Also, one of the things the WL people kept bringing up was the idea that kids were being taught nonsense words in phonics based programs. Does anyone know where this idea originates from?

CrypticLife said...

"Sam

I’m glad I never had you for a teacher.

(This one IS intentionally snappy)."

Heh, heh, cute Nancy.

Actually, she'd like me a lot better if she was my student. I am quite kind towards those who need aid, just not towards those who hold themselves out as pundits without support.

Matthew K. Tabor said...

Quick note to you, since I couldn't find a way to e-mail edspresso. On Thursday's entry, your link to the list of strategies in whole language is broken. They've really mashed up the URL - I had to delete stuff in three places to get to the right page. It's such an instructive link that I thought I'd point it out.

Dickey45 said...

I think the WL thing that DI is about reading nonsense words comes from DIBELS. They seem to forget that there is a whole reading comprehension part to that test.

BTW, thank you to those that made the Reasoning and Writing program. My son passed his 4th grade state writing assessment probably due to the program (even though he is 1 year behind in the program).

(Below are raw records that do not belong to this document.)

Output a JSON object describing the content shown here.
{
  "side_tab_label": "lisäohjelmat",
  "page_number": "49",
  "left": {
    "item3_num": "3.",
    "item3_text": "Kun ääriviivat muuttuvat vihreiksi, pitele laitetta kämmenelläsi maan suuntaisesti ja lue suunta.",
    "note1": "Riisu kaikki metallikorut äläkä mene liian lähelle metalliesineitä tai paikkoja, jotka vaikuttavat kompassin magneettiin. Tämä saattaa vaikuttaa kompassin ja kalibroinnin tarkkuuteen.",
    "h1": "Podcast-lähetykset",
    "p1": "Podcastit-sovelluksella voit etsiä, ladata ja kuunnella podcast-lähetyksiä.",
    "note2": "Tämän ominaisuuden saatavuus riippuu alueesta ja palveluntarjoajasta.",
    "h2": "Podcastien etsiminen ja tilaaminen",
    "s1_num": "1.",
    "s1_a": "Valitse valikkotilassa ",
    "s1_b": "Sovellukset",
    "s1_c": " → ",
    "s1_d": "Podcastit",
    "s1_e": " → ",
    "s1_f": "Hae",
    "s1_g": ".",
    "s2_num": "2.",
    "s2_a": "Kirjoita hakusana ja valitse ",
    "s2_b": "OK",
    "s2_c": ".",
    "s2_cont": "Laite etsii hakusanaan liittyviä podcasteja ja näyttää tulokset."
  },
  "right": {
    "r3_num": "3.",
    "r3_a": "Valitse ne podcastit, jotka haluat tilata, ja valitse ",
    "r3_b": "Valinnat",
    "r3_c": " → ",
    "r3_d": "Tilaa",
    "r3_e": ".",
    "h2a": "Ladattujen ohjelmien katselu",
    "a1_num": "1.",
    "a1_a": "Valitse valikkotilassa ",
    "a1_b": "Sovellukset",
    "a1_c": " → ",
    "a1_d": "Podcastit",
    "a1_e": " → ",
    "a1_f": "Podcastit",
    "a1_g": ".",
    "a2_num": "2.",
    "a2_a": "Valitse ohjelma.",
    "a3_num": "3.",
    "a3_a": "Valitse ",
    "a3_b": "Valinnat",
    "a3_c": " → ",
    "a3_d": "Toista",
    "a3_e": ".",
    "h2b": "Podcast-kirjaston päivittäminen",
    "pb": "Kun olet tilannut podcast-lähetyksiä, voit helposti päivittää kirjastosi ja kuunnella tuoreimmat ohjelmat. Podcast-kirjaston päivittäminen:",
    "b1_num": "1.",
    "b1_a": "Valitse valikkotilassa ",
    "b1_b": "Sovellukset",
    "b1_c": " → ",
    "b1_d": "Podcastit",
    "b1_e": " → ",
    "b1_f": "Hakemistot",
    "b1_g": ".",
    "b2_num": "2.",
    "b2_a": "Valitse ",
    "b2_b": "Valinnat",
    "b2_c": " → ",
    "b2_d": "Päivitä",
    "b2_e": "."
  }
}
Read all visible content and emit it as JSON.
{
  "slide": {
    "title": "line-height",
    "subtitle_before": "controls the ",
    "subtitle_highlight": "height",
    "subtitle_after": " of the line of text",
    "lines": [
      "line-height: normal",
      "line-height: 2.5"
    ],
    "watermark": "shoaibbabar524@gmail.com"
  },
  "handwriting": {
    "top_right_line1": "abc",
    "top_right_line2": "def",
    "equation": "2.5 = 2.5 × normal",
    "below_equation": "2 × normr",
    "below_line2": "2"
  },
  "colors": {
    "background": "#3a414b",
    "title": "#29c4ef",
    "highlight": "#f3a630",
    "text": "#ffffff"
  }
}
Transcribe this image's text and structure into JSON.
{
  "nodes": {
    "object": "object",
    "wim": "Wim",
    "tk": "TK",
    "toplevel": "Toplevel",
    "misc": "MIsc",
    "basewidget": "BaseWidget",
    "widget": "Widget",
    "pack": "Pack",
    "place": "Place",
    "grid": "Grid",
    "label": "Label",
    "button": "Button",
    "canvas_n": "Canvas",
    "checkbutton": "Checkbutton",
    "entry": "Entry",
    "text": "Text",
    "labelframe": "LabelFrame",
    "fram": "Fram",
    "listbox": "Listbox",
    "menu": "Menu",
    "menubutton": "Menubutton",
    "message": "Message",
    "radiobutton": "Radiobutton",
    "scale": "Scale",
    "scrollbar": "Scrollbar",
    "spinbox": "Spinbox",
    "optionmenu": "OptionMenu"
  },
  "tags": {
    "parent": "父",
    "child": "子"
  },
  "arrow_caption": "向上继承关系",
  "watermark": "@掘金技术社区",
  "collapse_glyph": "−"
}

Also, thank you to the Reading Mastery people. My son seems to be enjoying the Great Brain and Whales on Stilts. I think he likes reading but you wouldn't know it from the WL advocates that insist Reading Mastery is too structured and not fun.

Oh well.

Anonymous said...

Liz from I Speak of Dreams.

Also, one of the things the WL people kept bringing up was the idea that kids were being taught nonsense words in phonics based programs. Does anyone know where this idea originates from?

If you want to know if a kid has really learned decoding (rather than relying on a bank of memorized words) you have to challenge the kid with decodable words in his mastery range. So, for example instead of testing with "can", "feet", and "dog", you'd provide "lan", "deet" and ""pog". The latter are of course, nonsense words (for 1st graders, anyway; all may signify for adults or older children).

Oh, the horror. They aren't authentic.

dweir said...

Thanks for taking this on. The links alone are great, but it's your analysis that is the real treasure.

The fuzzy math folks should be against WL. A student who cannot read stands no chance in today's language-based math programs.

CrypticLife said...

dweir,

I think the fuzzy math and WL people share the same values in teaching, which overrides any consideration of the effect on students.

dweir said...

@crypticlife

That was my attempt at sarcasm. I won't quit my day job! :-)

CrypticLife said...

@dweir,

Ah -- sorry, it just made too much sense to me that actually, the fuzzy math people SHOULD be against WL.

While I'm not an edu-blogger, I have started monitoring the WL archives more thoroughly. I was rather depressed to see a bit of "logic" on their boards, which I note at my own (recently begun) blog.